By Renee B. Allen
It was a perfect summer day for the throngs of people who streamed into the Goshen Fairgrounds to partake in the third annual Connecticut Wine Festival this weekend. Over 8,000 attendees trod on the grounds during the course of the weekend, a remarkable 50% increase from last year’s event according to Festival Chairman George Motel. Mr. Motel’s winery, Sunset Meadow Vineyards, was one of fourteen Connecticut wineries represented, all of which are members of the Connecticut Wine Trail. (http://ctwine.com/) Specialty food vendors, jewelers and musicians were also represented.
Upon entering the grounds, friendly women clad in purple tee shirts handed out programs, wine totes and wine glasses etched with the words “Connecticut Wine Festival.” This would be the one and only glass I would use throughout the event so I made sure to baby it as I headed out on my wine quest. The wineries were set up inside two buildings, segregated by their location in the state – Eastern Connecticut and Western Connecticut. One hour into the event the crowds were already gathered four rows deep in front of every table. Each winery was strictly limited to pouring only four of their wines. Most wineries opted for a combination of white and red wines, with the occasional rosé making an appearance. Water pitchers and spit buckets were at the ready. Friendly and knowledgeable staff poured briskly, trying to keep pace with the eager tasters. Many of the winery owners were pouring the wine themselves and answering questions. If a taster found something she particularly cared for, she could opt to buy a glass of it for drinking right on the spot, or purchase a bottle to consume on the grounds or at home.
As I navigated the lines from winery to winery, I stopped to chat with as many people as I could to find out where they had come from and what wines they were enjoying the most. All corners of the state were represented and every guest had their own wine preference – some sweeter, some drier, some fruity. Some guests seemed knowledgeable about Connecticut wineries, already professing a favorite from prior visits along the Connecticut Wine Trail, while others were discovering our state’s wineries for the very first time.

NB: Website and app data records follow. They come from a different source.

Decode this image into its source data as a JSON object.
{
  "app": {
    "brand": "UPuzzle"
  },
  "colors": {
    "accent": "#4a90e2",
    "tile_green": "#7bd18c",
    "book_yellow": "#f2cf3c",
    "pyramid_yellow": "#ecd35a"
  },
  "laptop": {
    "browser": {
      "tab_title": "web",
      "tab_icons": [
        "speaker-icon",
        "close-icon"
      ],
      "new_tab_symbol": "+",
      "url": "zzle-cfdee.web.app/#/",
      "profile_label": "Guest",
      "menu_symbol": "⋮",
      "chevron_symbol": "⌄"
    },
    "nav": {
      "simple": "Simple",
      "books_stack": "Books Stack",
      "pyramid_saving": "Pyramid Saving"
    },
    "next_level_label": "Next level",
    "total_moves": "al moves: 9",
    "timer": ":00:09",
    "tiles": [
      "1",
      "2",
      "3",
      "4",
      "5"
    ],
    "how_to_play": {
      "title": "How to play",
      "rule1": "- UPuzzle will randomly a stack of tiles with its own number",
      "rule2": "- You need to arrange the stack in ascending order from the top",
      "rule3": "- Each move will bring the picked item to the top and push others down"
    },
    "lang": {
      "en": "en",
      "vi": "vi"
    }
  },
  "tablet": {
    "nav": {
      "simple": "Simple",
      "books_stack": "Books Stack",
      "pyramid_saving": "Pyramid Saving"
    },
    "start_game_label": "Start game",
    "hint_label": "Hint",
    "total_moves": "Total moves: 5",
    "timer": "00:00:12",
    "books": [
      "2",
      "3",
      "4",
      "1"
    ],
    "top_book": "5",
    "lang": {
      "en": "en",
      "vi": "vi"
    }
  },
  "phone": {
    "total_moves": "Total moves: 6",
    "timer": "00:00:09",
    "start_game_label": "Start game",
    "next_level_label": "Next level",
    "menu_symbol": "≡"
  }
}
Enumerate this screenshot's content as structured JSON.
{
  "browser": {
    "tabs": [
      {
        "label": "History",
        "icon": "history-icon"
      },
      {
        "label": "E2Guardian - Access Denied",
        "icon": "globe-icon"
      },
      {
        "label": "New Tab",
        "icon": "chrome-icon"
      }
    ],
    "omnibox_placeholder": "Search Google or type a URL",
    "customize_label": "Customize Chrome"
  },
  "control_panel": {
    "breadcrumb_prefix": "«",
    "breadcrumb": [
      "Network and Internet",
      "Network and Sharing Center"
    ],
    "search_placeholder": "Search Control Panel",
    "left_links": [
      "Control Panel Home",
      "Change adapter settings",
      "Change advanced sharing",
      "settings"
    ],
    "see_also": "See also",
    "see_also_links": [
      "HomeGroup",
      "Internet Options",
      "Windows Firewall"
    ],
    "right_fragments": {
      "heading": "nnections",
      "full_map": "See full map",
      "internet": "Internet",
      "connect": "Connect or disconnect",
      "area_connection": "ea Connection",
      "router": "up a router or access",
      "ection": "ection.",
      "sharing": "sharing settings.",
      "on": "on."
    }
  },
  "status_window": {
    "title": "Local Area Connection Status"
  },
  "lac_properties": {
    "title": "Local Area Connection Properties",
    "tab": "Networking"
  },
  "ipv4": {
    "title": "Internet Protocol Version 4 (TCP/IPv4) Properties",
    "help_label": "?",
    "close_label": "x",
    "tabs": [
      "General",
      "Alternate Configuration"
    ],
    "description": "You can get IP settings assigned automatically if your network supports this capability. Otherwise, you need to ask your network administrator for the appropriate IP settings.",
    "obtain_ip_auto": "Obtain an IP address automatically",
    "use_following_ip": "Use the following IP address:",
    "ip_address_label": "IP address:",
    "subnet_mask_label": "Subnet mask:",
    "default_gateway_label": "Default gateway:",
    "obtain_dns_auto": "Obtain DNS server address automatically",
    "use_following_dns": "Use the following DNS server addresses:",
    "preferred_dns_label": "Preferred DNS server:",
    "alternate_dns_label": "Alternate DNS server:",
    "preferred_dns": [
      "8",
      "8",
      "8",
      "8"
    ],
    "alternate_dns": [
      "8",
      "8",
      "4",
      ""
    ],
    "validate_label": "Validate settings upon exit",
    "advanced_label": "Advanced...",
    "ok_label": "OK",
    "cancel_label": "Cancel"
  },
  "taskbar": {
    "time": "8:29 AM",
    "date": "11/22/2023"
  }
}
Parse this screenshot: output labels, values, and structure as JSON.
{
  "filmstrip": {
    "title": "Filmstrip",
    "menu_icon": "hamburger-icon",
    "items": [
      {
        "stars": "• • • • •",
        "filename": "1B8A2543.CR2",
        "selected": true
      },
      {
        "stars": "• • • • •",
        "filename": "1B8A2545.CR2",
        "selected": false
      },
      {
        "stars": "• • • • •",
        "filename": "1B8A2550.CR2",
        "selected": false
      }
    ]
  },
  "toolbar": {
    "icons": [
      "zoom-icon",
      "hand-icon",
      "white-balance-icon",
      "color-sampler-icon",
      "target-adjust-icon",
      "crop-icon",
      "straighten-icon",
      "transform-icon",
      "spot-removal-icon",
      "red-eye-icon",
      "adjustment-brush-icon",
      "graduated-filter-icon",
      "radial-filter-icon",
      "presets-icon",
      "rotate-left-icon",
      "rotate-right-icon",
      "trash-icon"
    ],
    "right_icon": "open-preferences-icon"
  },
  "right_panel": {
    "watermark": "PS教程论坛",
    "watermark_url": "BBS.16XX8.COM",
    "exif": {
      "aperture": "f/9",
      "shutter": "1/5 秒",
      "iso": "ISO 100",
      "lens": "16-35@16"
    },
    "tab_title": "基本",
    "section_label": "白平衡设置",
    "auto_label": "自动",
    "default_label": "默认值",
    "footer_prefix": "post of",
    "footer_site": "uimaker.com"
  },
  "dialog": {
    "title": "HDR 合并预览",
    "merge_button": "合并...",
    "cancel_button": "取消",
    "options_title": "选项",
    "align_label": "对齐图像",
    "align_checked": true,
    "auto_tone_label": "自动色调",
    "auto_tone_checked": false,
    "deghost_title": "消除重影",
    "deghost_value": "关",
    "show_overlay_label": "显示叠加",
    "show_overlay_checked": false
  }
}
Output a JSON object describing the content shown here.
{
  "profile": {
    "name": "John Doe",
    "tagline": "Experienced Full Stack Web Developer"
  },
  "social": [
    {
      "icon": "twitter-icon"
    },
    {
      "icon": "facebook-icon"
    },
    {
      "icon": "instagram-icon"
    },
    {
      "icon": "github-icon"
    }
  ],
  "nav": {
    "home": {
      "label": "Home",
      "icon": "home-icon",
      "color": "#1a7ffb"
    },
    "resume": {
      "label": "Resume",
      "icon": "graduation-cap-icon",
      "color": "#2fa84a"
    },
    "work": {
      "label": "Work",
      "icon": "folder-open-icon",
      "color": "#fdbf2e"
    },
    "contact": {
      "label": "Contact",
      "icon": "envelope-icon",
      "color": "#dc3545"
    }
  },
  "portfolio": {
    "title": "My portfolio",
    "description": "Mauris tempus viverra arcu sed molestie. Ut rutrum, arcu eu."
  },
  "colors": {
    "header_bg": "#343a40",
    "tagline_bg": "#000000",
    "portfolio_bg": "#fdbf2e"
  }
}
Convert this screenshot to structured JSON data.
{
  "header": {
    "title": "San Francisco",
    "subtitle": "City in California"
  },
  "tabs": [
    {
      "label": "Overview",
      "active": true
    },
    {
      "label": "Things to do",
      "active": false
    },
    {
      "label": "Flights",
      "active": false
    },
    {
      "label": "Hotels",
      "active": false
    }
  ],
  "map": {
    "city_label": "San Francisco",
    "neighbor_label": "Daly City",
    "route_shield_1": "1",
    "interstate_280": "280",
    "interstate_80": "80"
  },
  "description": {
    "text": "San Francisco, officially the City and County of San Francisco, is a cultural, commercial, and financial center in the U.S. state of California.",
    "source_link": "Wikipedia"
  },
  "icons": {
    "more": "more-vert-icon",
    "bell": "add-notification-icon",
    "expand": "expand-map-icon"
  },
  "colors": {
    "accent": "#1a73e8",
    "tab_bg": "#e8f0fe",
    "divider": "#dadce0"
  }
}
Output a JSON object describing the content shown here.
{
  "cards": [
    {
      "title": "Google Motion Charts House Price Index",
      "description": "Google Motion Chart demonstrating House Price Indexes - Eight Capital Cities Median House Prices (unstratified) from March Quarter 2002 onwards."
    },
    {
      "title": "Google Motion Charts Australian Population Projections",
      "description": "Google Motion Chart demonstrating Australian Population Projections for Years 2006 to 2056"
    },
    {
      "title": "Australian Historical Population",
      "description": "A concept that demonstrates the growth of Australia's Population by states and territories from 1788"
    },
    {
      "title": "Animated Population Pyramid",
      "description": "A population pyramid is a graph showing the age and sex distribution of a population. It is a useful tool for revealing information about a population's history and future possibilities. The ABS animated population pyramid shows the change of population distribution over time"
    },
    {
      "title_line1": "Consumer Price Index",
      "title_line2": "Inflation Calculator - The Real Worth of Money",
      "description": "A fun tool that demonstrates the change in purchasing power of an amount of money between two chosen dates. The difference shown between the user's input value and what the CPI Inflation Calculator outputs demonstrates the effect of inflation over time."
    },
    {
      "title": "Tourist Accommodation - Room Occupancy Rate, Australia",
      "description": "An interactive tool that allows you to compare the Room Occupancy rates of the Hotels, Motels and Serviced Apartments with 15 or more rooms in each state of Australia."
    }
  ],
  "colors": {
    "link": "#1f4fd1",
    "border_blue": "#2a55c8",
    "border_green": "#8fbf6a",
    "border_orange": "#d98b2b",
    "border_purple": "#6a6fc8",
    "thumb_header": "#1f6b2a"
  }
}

One Connecticut resident out supporting local agriculture on Sunday was Governor Malloy, who made a personal appearance at the Festival and visited all 14 of the wineries. Apparently, he was so inspired by what he found that, after the Festival, he paid a visit to Sunset Meadow Vineyards for a tour, and returned to the Governor’s mansion with at least a few bottles in tow.
Overall, the crowd was very young, comprising approximately 60-70% of the total guests. According to Mr. Motel, last year’s group comprised a similar makeup. I stopped to talk to two women taking a momentary hiatus from imbibing. Lynn Allen and Carrie Traverse, from Wallingford and East Haven, respectively, were visiting the Festival for the second year. And although they remarked, as many did, on the large number of people present, it was clearly not an obstacle to an enjoyable time. They were especially appreciative of the appearance of the electric fans cooling the buildings this year. Both women had previously been to the two wineries in Wallingford, Gouveia Vineyards and newcomer Paradise Hills Vineyard, and were hopeful to see Paradise Hills included in next year’s Festival.